79. Id. at 804–05 (emphasis in original). See also Colo. RPC 8.4(a) (prohibiting a lawyer from knowingly assisting another lawyer in violating the Rules of Professional Conduct).
80. See id. at 805–06.
81. See, e.g., In re BellSouth Corp., 334 F.3d 941, 949–50, 956 (11th Cir. 2003); Robinson v. Boeing Co., 79 F.3d 1053, 1055–56 (11th Cir. 1996) (upholding denial of motion to add counsel whose appearance would compel disqualification of trial judge who had overseen cases for 15 months). See also McCuin v. Texas Power & Light Co., 714 F.2d 1255, 1257 (5th Cir. 1983); Valley v. Phillips Cnty. Election Comm’n, 183 S.W.3d 557, 559–60 (Ark. 2004) (upholding disqualification of plaintiff-candidate’s lawyer, whose appearance would force trial judge’s recusal because his partner was judge’s opponent in upcoming election); Shen v. Lam, 2015 WL 4936604, at *2–5 (Ohio App. Aug. 19, 2015) (finding no abuse of discretion in striking attorney’s notice of appearance two-and-a-half years into in a civil case where evidence established that a party had hired the attorney to engineer the judge’s recusal); State v. Orville, 756 N.W.2d 809, 2008 WL 2574458, at *8–10 (Wisc.App. 2008) (unpublished disposition) (upholding trial court’s denial of motion for substitution of counsel where counsel’s appearance would force judge to recuse based on judge’s prior involvement in prosecution of counsel for ethical misconduct) (citing BellSouth, 334 F.3d at 955–57, 961).
Lawyers who threaten to sue a third party are usually doing nothing more than carrying out their obligation under Colo.
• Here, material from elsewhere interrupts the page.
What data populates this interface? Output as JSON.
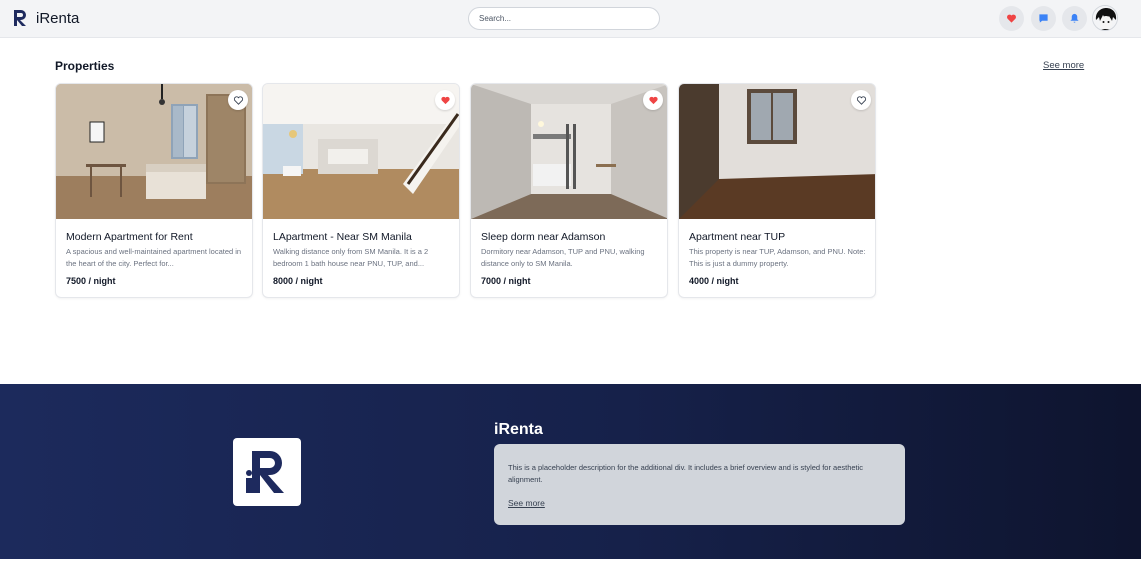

RPC 1.2(a) to pursue their clients’ objectives. Sometimes, however, threats of civil action constitute ethical misconduct.